### Brief:
The expected copy holds every entry exactly and none of the pictures.

### Data supplied:
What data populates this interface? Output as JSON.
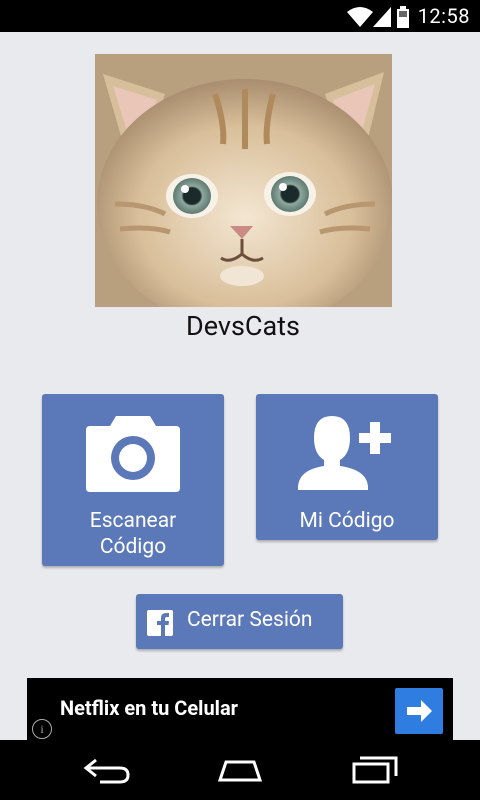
{
  "status_bar": {
    "time": "12:58"
  },
  "profile": {
    "username": "DevsCats"
  },
  "tiles": {
    "scan": {
      "line1": "Escanear",
      "line2": "Código"
    },
    "my_code": {
      "label": "Mi Código"
    }
  },
  "logout": {
    "label": "Cerrar Sesión"
  },
  "ad": {
    "headline": "Netflix en tu Celular",
    "info": "i"
  },
  "colors": {
    "accent": "#5b79b8",
    "background": "#e9eaee",
    "ad_button": "#2f7de1"
  }
}
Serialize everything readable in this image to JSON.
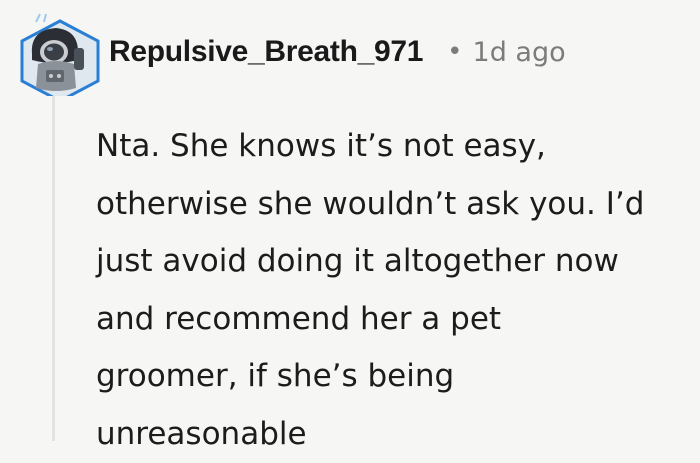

### Output below:
What data populates this interface? Output as JSON.
{
  "status_bar": {
    "time": "12:58"
  },
  "profile": {
    "username": "DevsCats"
  },
  "tiles": {
    "scan": {
      "line1": "Escanear",
      "line2": "Código"
    },
    "my_code": {
      "label": "Mi Código"
    }
  },
  "logout": {
    "label": "Cerrar Sesión"
  },
  "ad": {
    "headline": "Netflix en tu Celular",
    "info": "i"
  },
  "colors": {
    "accent": "#5b79b8",
    "background": "#e9eaee",
    "ad_button": "#2f7de1"
  }
}
Serialize everything readable in this image to JSON.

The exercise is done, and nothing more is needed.